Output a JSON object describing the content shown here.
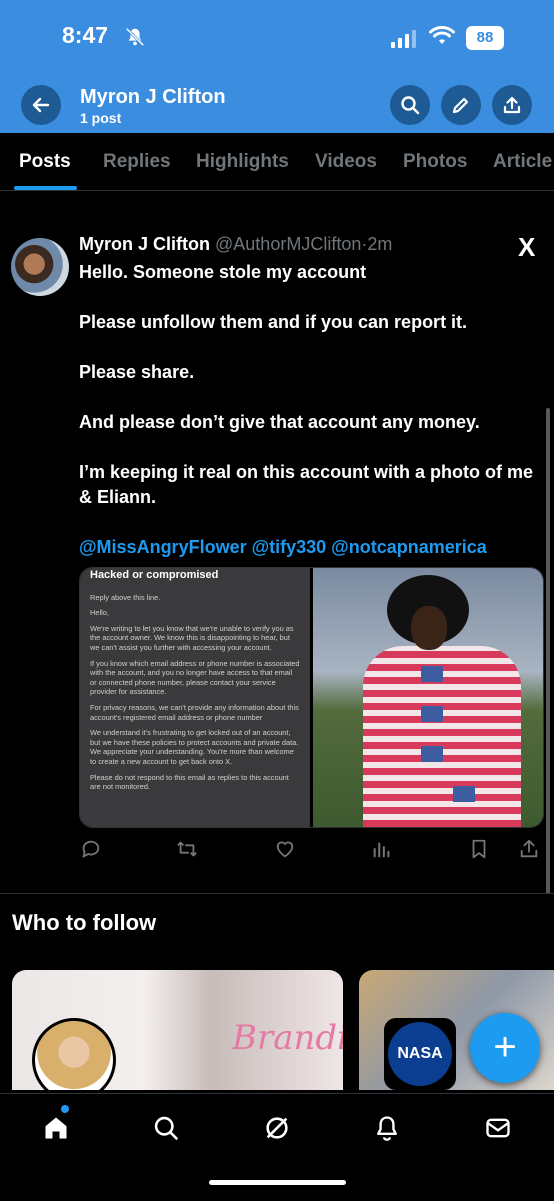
{
  "status_bar": {
    "time": "8:47",
    "battery": "88"
  },
  "header": {
    "title": "Myron J Clifton",
    "subtitle": "1 post"
  },
  "tabs": [
    "Posts",
    "Replies",
    "Highlights",
    "Videos",
    "Photos",
    "Article"
  ],
  "tweet": {
    "name": "Myron J Clifton",
    "handle": "@AuthorMJClifton",
    "sep": "·",
    "time": "2m",
    "paragraphs": [
      "Hello. Someone stole my account",
      "Please unfollow them and if you can report it.",
      "Please share.",
      "And please don’t give that account any money.",
      "I’m keeping it real on this account with a photo of me & Eliann.",
      "@MissAngryFlower @tify330 @notcapnamerica"
    ],
    "email": {
      "heading": "Hacked or compromised",
      "lines": [
        "Reply above this line.",
        "Hello,",
        "We're writing to let you know that we're unable to verify you as the account owner. We know this is disappointing to hear, but we can't assist you further with accessing your account.",
        "If you know which email address or phone number is associated with the account, and you no longer have access to that email or connected phone number, please contact your service provider for assistance.",
        "For privacy reasons, we can't provide any information about this account's registered email address or phone number",
        "We understand it's frustrating to get locked out of an account, but we have these policies to protect accounts and private data. We appreciate your understanding. You're more than welcome to create a new account to get back onto X.",
        "Please do not respond to this email as replies to this account are not monitored."
      ]
    },
    "logo": "X"
  },
  "who_to_follow": {
    "title": "Who to follow",
    "card1_script": "Brandi",
    "card2_logo": "NASA"
  },
  "fab": "+"
}
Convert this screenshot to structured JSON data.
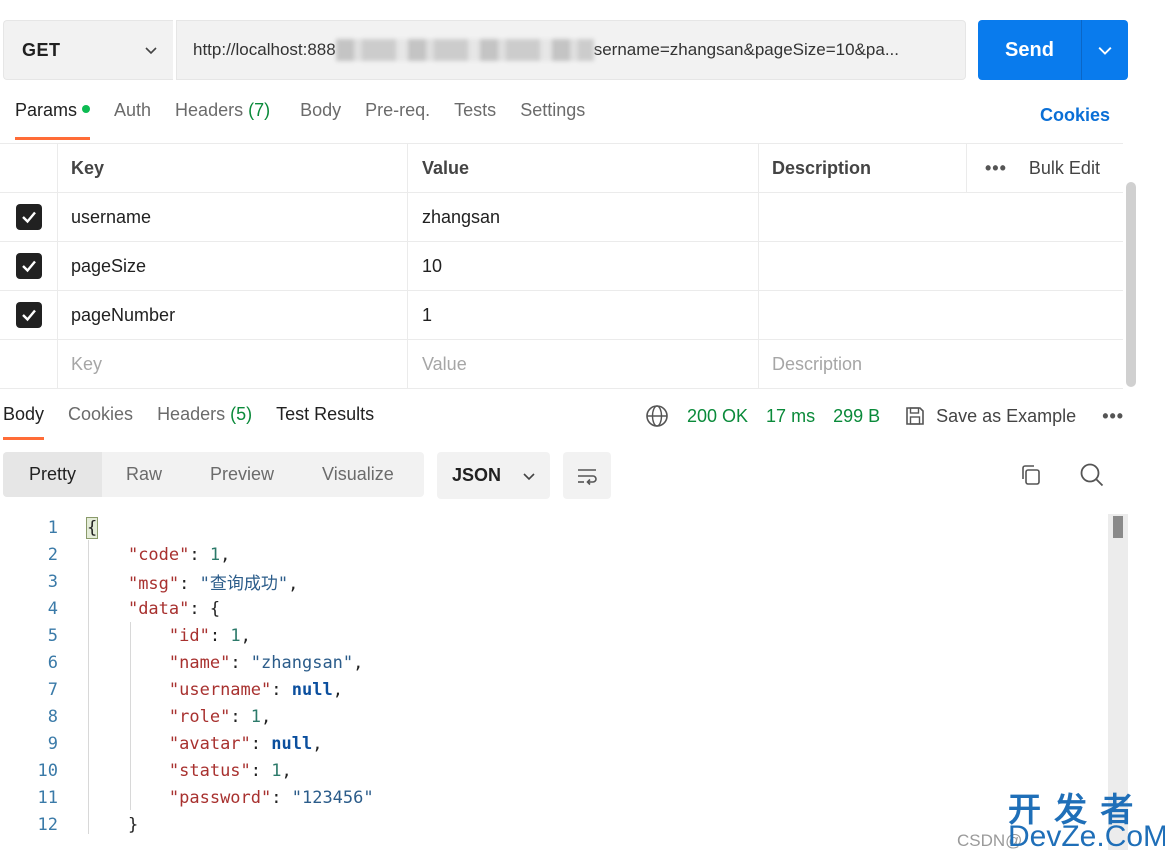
{
  "request": {
    "method": "GET",
    "url_prefix": "http://localhost:888",
    "url_suffix": "sername=zhangsan&pageSize=10&pa...",
    "send_label": "Send"
  },
  "request_tabs": [
    {
      "label": "Params",
      "active": true
    },
    {
      "label": "Auth"
    },
    {
      "label": "Headers",
      "count": "(7)"
    },
    {
      "label": "Body"
    },
    {
      "label": "Pre-req."
    },
    {
      "label": "Tests"
    },
    {
      "label": "Settings"
    }
  ],
  "cookies_link": "Cookies",
  "params": {
    "headers": {
      "key": "Key",
      "value": "Value",
      "description": "Description",
      "more": "•••",
      "bulk_edit": "Bulk Edit"
    },
    "rows": [
      {
        "key": "username",
        "value": "zhangsan",
        "checked": true
      },
      {
        "key": "pageSize",
        "value": "10",
        "checked": true
      },
      {
        "key": "pageNumber",
        "value": "1",
        "checked": true
      }
    ],
    "placeholders": {
      "key": "Key",
      "value": "Value",
      "description": "Description"
    }
  },
  "response_tabs": [
    {
      "label": "Body",
      "active": true
    },
    {
      "label": "Cookies"
    },
    {
      "label": "Headers",
      "count": "(5)"
    },
    {
      "label": "Test Results"
    }
  ],
  "response_meta": {
    "status": "200 OK",
    "time": "17 ms",
    "size": "299 B",
    "save_example": "Save as Example",
    "more": "•••"
  },
  "view_modes": [
    "Pretty",
    "Raw",
    "Preview",
    "Visualize"
  ],
  "format_select": "JSON",
  "code": {
    "line_numbers": [
      "1",
      "2",
      "3",
      "4",
      "5",
      "6",
      "7",
      "8",
      "9",
      "10",
      "11",
      "12"
    ],
    "open_brace": "{",
    "code_key": "\"code\"",
    "code_val": "1",
    "msg_key": "\"msg\"",
    "msg_val": "\"查询成功\"",
    "data_key": "\"data\"",
    "data_open": "{",
    "id_key": "\"id\"",
    "id_val": "1",
    "name_key": "\"name\"",
    "name_val": "\"zhangsan\"",
    "username_key": "\"username\"",
    "username_val": "null",
    "role_key": "\"role\"",
    "role_val": "1",
    "avatar_key": "\"avatar\"",
    "avatar_val": "null",
    "status_key": "\"status\"",
    "status_val": "1",
    "password_key": "\"password\"",
    "password_val": "\"123456\"",
    "data_close": "}"
  },
  "watermark": {
    "line1": "开 发 者",
    "line2": "DevZe.CoM",
    "csdn": "CSDN@"
  },
  "colors": {
    "accent": "#ff6c37",
    "send": "#097bed",
    "status_ok": "#0a8a3a",
    "link": "#0a6fd6"
  }
}
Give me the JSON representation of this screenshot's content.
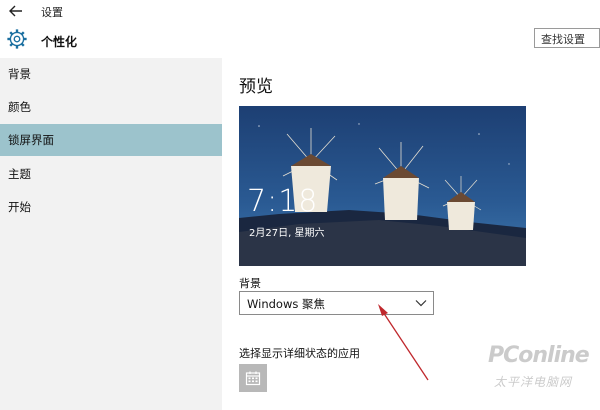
{
  "window": {
    "title": "设置",
    "back_icon": "back-arrow-icon"
  },
  "header": {
    "title": "个性化",
    "icon": "gear-icon",
    "search_placeholder": "查找设置"
  },
  "sidebar": {
    "items": [
      {
        "label": "背景",
        "active": false
      },
      {
        "label": "颜色",
        "active": false
      },
      {
        "label": "锁屏界面",
        "active": true
      },
      {
        "label": "主题",
        "active": false
      },
      {
        "label": "开始",
        "active": false
      }
    ],
    "active_color": "#9cc3cc"
  },
  "main": {
    "section_title": "预览",
    "preview": {
      "time": "7:18",
      "date": "2月27日, 星期六"
    },
    "background": {
      "label": "背景",
      "selected": "Windows 聚焦"
    },
    "detail_status": {
      "label": "选择显示详细状态的应用",
      "app_icon": "calendar-icon"
    }
  },
  "annotation": {
    "arrow_color": "#c0282d"
  },
  "watermark": {
    "main": "PConline",
    "sub": "太平洋电脑网"
  }
}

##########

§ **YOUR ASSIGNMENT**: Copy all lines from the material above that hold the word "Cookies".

§ **ANSWER TO THE EXERCISE**:
  "cookies_link": "Cookies",
      "label": "Cookies"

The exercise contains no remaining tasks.